Kentucky Secretary of State Trey Grayson, the state's top election official, said he would advise people not to wear campaign paraphernalia to avoid violating the law against campaigning at the polls.
Electioneering regulations apply to more than just items that display candidates' names. When voters in North Texas cast votes in 2004 with a ballot that included a measure on whether taxpayers should help fund the construction of a new $650 million stadium in Arlington for the Dallas Cowboys football team, they were cautioned not to wear apparel displaying the Cowboys logo or team colors to polling places:
A warning to Dallas Cowboys fans who plan to vote in the North Texas city of Arlington: Leave your team colors at home.
The Cowboys may be known as "America's Team," but polling places are no place for fan gear, election officials say — at least not this year.
Elections administrator Robert Parten said that voters sporting Cowboys logos at Arlington polling sites will be told to cover up their allegiance to the team if they want to cast ballots.
He said he ordered the prohibition because of a provision on the Arlington ballot that asks whether taxpayers should help pay for a $650 million Cowboys stadium in their city.
"Anytime you go into a polling place and what you're wearing shows something that's on the ballot, that's electioneering," Gayle Hamilton, assistant elections administrator for Tarrant County, said.

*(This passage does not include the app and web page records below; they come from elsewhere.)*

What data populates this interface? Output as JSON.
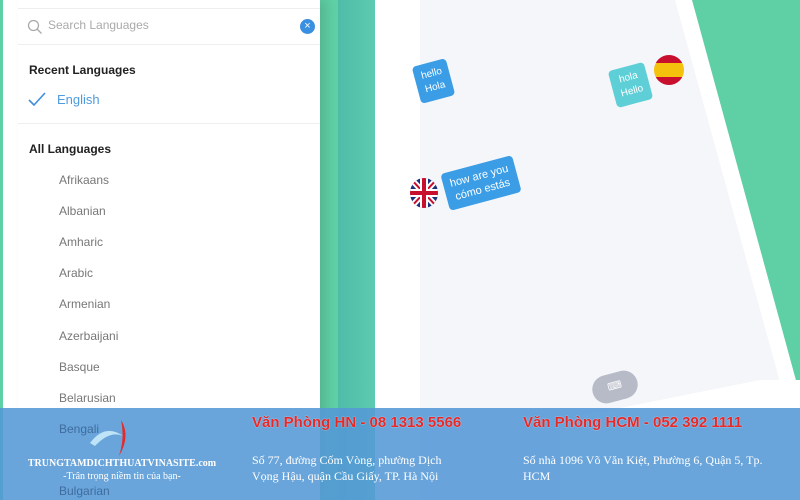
{
  "search": {
    "placeholder": "Search Languages"
  },
  "recent": {
    "title": "Recent Languages",
    "items": [
      "English"
    ]
  },
  "all": {
    "title": "All Languages",
    "items": [
      "Afrikaans",
      "Albanian",
      "Amharic",
      "Arabic",
      "Armenian",
      "Azerbaijani",
      "Basque",
      "Belarusian",
      "Bengali",
      "Bulgarian"
    ]
  },
  "chat": [
    {
      "line1": "hello",
      "line2": "Hola",
      "color": "#3a9de6"
    },
    {
      "line1": "hola",
      "line2": "Hello",
      "color": "#5ecfd6"
    },
    {
      "line1": "how are you",
      "line2": "cómo estás",
      "color": "#3a9de6"
    }
  ],
  "keyboard_icon": "keyboard-icon",
  "footer": {
    "brand": "TRUNGTAMDICHTHUATVINASITE.com",
    "slogan": "-Trân trọng niềm tin của bạn-",
    "hn_title": "Văn Phòng HN - 08 1313 5566",
    "hn_address": "Số 77, đường Cốm Vòng, phường Dịch Vọng Hậu, quận Cầu Giấy, TP. Hà Nội",
    "hcm_title": "Văn Phòng HCM - 052 392 1111",
    "hcm_address": "Số nhà 1096 Võ Văn Kiệt, Phường 6, Quận 5, Tp. HCM"
  }
}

It's up to voters to be aware of what the regulations are at their local polling places; if you can't get (or don't have time to find) a definitive answer about what constitutes electioneering where you vote, you may want to leave apparel (or other decorative items) bearing the names of candidates home on election day, or at least be prepared to remove it if asked. (For example, if you're going to wear an "Obama" or "McCain" shirt to a polling place, be sure to bring some other clothing you can change into or cover up with just in case.) In general, you should not be denied permission to vote for violating passive electioneering regulations; you should just be asked to leave the polling place and remove the items in question from public view before you re-enter. (Electioneering can be a violation of state law, typically a misdemeanor, so perpetrators run the risk of being detained and/or arrested, but this outcome is unlikely save for cases of repeated or flagrant violations.)
A survey of state laws regarding the wearing of political buttons to polling places compiled in 2006 can be viewed here.